Página 49 - The style of Bunyan is delightful to every reader, and invaluable as a study to every person who wishes to obtain a wide command over the English language. The vocabulary is the vocabulary of the common people. There is not an expression, if we except a few technical terms of theology, which would puzzle the rudest peasant. We have observed several pages which do not contain a single word of more than two syllables. Yet no writer has said more exactly what he meant to say. For magnificence, for pathos,...
Página 119 - We do it wrong, being so majestical, To offer it the show of violence ; For it is, as the air, invulnerable, And our vain blows malicious mockery.
Página 47 - ... prayeth best, who loveth best All things both great and small ; For the dear God who loveth us, He made and loveth all.
Página 58 - On no smooth sphere the restless seasons slide, No circling motion doth swift time divide ; Nothing is there To come, and nothing Past, But an Eternal Now does always last.
Página 55 - The power that predominated in his intellectual operations was rather strong reason than quick sensibility. Upon all occasions that were presented, he studied rather than felt, and produced sentiments not such as nature enforces, but meditation supplies.

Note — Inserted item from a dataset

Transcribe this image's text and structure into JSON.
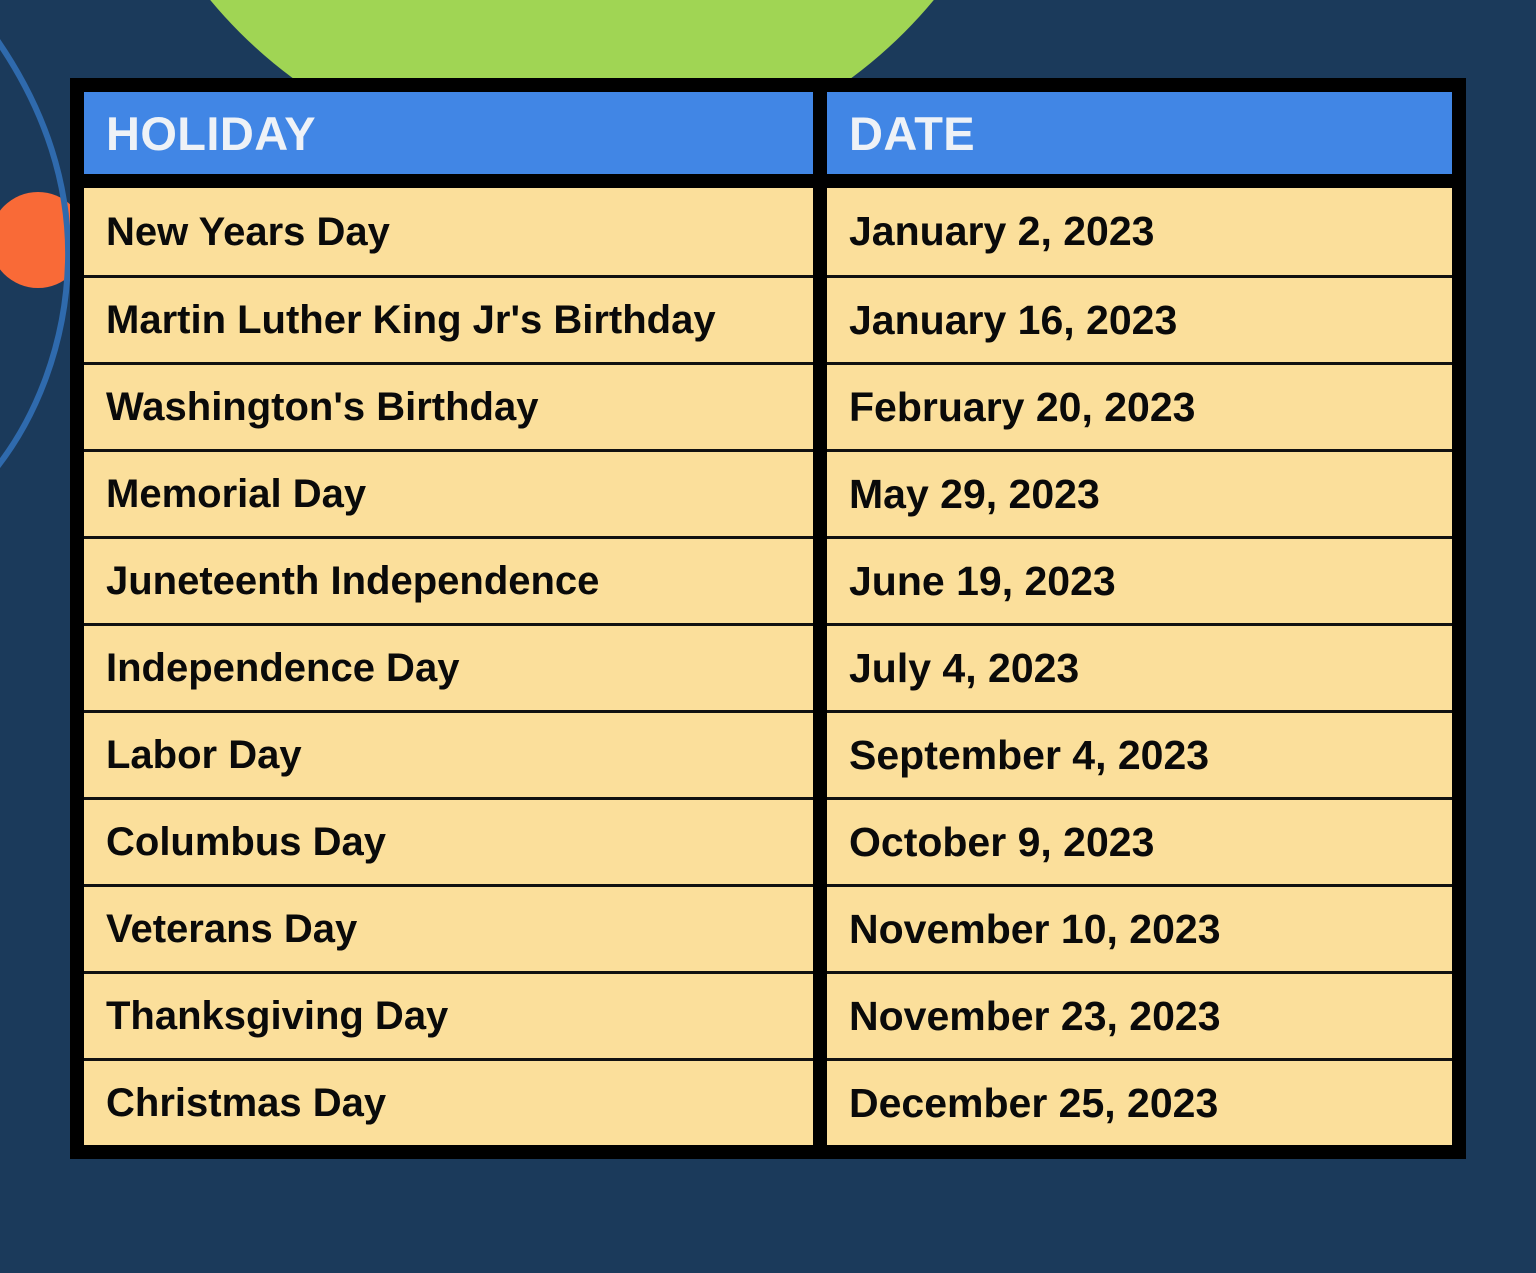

Página 39 - It is worth while here to observe, that the affecting parts of Chaucer are almost always expressed in language pure and universally intelligible even to this day.
Página 43 - How sweet the moonlight sleeps upon this bank ! Here will we sit and let the sounds of music Creep in our ears; soft stillness and the night Become the touches of sweet harmony. Sit, Jessica. Look how the floor of heaven Is thick inlaid with patines of bright gold.
Página 43 - The current, that with gentle murmur glides, Thou know'st, being stopp'd, impatiently doth rage ; But, when his fair course is not hindered, He makes sweet music with the enamel'd stones, Giving a gentle kiss to every sedge He overtaketh in his pilgrimage ; And so by many winding nooks he strays With willing sport to the wild ocean.